8 Places Around The World You NEED To Visit If You Love Cats September 06 2018, 12 Comments
There are few situations in life that can't be improved by cats. And while traveling the world is a pretty awesome situation in itself, it can still be made better by cats. We've compiled a list of some of the best cat-centric stops around the world, from the US to Japan. These vacation destinations are guaranteed to have cat lovers purring like kittens!
1. Ernest Hemingway Home and Museum, Key West, Florida
This historical house is an ideal destination for literary ailurophiles. Located on the small island of Key West, this museum was once home to the famed author, Ernest Hemingway.

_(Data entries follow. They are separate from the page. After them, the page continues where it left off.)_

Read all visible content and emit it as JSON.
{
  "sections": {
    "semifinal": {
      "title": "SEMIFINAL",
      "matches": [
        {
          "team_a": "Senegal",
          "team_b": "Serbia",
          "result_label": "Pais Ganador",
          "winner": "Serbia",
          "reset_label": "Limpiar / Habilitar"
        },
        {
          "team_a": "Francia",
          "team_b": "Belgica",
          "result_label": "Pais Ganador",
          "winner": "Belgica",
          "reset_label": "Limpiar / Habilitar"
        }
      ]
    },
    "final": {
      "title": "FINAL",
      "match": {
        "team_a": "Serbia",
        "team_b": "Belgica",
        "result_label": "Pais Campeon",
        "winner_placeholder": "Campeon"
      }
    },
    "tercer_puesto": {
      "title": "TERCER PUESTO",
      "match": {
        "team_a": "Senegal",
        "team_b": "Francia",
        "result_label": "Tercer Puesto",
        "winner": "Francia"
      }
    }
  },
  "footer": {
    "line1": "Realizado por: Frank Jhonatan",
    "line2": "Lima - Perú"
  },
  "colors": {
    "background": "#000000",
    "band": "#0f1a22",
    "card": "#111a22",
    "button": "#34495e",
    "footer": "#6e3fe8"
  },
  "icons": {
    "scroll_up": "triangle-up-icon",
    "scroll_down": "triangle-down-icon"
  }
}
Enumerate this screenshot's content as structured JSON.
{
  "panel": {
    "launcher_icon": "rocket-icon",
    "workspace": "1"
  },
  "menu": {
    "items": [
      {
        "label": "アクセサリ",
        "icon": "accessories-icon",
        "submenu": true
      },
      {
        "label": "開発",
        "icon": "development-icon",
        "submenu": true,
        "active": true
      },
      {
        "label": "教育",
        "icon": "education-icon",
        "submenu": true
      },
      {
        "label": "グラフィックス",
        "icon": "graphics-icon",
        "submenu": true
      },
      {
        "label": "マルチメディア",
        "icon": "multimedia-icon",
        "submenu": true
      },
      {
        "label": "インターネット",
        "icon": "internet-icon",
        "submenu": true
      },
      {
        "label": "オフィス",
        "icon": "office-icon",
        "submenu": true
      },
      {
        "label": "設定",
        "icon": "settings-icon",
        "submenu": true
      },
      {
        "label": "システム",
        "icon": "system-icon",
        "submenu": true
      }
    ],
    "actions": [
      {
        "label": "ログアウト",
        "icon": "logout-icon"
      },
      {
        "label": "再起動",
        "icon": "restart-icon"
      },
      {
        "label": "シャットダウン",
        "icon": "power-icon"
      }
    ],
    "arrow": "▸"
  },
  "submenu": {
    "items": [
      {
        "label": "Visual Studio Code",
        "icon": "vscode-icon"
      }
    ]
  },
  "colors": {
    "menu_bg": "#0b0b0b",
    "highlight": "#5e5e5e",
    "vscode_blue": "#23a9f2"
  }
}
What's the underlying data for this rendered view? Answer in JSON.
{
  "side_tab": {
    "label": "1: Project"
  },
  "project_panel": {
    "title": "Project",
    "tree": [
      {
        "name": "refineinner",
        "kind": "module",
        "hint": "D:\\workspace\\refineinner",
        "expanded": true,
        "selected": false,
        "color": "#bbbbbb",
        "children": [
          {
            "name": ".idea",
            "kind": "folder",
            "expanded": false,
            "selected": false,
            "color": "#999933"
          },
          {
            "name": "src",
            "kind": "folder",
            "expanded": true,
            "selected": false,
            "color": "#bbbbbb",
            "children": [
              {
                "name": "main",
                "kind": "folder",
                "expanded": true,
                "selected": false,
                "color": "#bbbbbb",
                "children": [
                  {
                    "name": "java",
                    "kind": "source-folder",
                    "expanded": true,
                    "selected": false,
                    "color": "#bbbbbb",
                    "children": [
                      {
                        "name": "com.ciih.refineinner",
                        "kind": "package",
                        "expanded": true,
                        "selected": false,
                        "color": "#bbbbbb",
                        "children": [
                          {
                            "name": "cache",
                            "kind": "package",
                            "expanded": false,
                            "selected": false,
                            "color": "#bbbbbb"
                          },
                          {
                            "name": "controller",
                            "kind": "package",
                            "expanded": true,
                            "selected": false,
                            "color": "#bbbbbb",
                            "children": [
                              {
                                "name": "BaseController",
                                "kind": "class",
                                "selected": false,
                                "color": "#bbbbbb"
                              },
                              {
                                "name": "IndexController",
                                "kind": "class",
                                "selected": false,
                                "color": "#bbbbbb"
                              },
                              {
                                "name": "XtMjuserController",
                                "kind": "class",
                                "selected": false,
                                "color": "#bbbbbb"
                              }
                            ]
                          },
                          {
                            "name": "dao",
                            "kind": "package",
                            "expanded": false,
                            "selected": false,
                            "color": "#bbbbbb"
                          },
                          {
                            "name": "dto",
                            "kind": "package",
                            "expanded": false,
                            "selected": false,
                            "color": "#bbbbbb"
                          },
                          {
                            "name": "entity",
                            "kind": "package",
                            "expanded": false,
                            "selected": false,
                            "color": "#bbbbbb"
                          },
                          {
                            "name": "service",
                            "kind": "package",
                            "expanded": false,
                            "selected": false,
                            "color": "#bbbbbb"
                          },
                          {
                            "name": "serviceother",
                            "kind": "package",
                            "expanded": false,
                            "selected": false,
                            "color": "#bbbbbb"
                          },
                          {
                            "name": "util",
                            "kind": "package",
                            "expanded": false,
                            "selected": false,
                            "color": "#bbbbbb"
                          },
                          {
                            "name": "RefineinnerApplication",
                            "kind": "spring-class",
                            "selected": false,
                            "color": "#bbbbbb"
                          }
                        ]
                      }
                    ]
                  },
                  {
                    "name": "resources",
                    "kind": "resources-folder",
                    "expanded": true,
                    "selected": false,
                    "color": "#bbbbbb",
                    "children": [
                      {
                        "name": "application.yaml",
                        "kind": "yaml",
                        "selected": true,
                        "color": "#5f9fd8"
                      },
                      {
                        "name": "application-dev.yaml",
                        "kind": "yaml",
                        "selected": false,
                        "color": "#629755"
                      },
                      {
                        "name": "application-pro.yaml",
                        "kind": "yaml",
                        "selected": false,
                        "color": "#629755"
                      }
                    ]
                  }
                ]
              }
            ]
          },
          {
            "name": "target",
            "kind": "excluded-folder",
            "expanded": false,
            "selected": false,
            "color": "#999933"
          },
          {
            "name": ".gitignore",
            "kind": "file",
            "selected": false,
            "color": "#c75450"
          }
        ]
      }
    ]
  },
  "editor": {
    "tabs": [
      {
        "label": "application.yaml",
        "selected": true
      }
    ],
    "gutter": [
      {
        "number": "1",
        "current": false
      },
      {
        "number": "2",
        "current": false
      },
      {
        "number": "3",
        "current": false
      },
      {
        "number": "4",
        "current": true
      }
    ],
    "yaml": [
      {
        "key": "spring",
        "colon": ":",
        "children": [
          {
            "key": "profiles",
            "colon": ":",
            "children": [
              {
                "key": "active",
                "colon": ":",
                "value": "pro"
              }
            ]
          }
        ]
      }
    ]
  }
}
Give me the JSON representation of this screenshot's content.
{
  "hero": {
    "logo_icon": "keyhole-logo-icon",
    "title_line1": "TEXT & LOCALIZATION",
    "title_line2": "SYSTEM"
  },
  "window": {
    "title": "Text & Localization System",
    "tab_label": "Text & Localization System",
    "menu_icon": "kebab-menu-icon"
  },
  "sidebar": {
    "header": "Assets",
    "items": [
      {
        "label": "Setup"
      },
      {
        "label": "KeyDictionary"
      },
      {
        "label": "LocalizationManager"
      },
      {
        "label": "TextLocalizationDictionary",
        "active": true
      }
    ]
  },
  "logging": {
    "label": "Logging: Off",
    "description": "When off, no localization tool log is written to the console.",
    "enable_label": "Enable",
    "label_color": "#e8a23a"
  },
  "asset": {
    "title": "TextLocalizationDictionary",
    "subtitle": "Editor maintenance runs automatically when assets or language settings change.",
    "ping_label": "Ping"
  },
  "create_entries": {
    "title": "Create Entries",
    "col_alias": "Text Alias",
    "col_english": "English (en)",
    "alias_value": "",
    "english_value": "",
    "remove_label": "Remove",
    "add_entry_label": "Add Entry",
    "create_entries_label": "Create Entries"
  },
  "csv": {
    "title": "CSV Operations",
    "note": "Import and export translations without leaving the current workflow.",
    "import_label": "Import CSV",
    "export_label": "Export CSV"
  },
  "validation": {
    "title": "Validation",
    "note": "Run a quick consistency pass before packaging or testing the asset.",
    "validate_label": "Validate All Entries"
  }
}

The Hemingway Home and Museum is now home to approximately 40-50 cats, the majority of them polydactyl (having more than five toes.) The polydactyl cats are likely descended from Hemingway's original six-toed cat, Snow White, who was gifted to him by a ship's captain. The beautiful limestone house is a wonderfully preserved slice of history, even featuring Key West's first underground pool.
2. Temari no Ouchi Cat Cafe, Japan
Cat cafes are exactly what they sound like: heaven for cat lovers. And tucked away in the temple-dotted Kichijoji district of Tokyo is Temari No Ouchi, a cat café that looks like it belongs in a Studio Ghibli movie. Inspired by the concept of "nekko no mori", literally meaning "cat forest", Temari no Ouchi gives cafe guests a sense that they are just visitors to this feline fantasy world.
3. Torre Argentina Cat Sanctuary, Rome
Torre Argentina Cat Sanctuary lies in the heart of Rome itself, a protected area home to hundreds of free-roaming cats originally tended by “gattare” (local cat ladies). History buffs might know this square by name: the ruins these cats call home are none other than the site where Julius Caesar was assassinated. The cats spend their days sheltered amongst the oldest temples in Rome (400-300 BC), and can be found cat napping on the foot of an emperor’s statue or grooming themselves on the ruins of ancient pillars. Volunteers help care for the cats 7 days a week, and many of the cats are available for adoption.
4. Cat House on The Kings
Cat House on The Kings might seem like an ordinary house at first glance. But it’s home to the biggest no-kill, no-cage cat sanctuary in the United States. This cat sanctuary has about 700 cats roaming around at any one point and is home to the ultimate "Crazy Cat Lady" herself, Lynea Lattanzio, the sanctuary's founder. The sanctuary is available for tours and you can also involve yourself in the lives of the cats through webcams, sponsorship, gifts, donations and even participating in their foster cat program. And, of course, you can take a cat home yourself if you meet their adoption criteria!
5. Ainoshima Island, Japan
Cats outnumber the human residents on Ainoshima Island: in fact, at any given time there are only about 15-20 human residents on the island while the cats number nearly 120. That’s nearly 6 times the human population! While there is no overnight accommodation, if you’re in the mood for a cat-filled day trip this might be right up your alley (cat). In the past, the fishermen relied on ship cats to control the rodent population, which eventually resulted in the cats settling on and populating the island.
6. Tashiro-Jima Island, Japan
Another one of Japan’s famed cat Island, Tashiro-jima is a small island off the mainland of Japan. Its population is small, with only around 100 human residents, but it is truly a “cat island” complete with shrines to the feline residents and cat-shaped architecture. The cats don’t quite outnumber the humans on this cat island, but they still number in the hundreds. Islanders originally raised silkworms and used cats to control the rodent population; local fishermen would feed the cats that hung around the inns, believing that caring for the cats would bring them good luck and fortune.
7. Big Cat Rescue, Tampa, FL
Located on 55 acres in north Tampa, Big Cat Rescue is an up-close (but hands-off) big cat sanctuary that’s home to 14 species including tigers, lions, leopards, ocelots, lynxes, cougars, and other—often endangered—big cats. Visitors can take guided tours through the sanctuary, learning about the cats’ daily lives, their species, and the problems they face today. For those who can’t visit, there are live, interactive webcams throughout the sanctuary.
Founded in 1992, by Carole Baskin, Big Cat Rescue has grown to be the world’s largest accredited sanctuary dedicated to big cats, with more than 100 animals that have been abandoned or abused by their previous owners or retired from circuses. Big Cat Rescue also features a kitten foster program where volunteers foster cats (of the domestic kind) from their local shelter until they’re ready to be adopted.
8. Gotokuji Temple, Japan
Maneki-neko, aka the “waving cat” or “Lucky Cat” has its very own temple in Japan, just one short train ride away from Tokyo. This Buddhist temple is populated with thousands of happy Maneki-neko figurines of all shapes and sizes, beckoning visitors and promising to bring them good luck. There might not be actual cats, but these smiling ceramic kitties make for one great Instagram photo.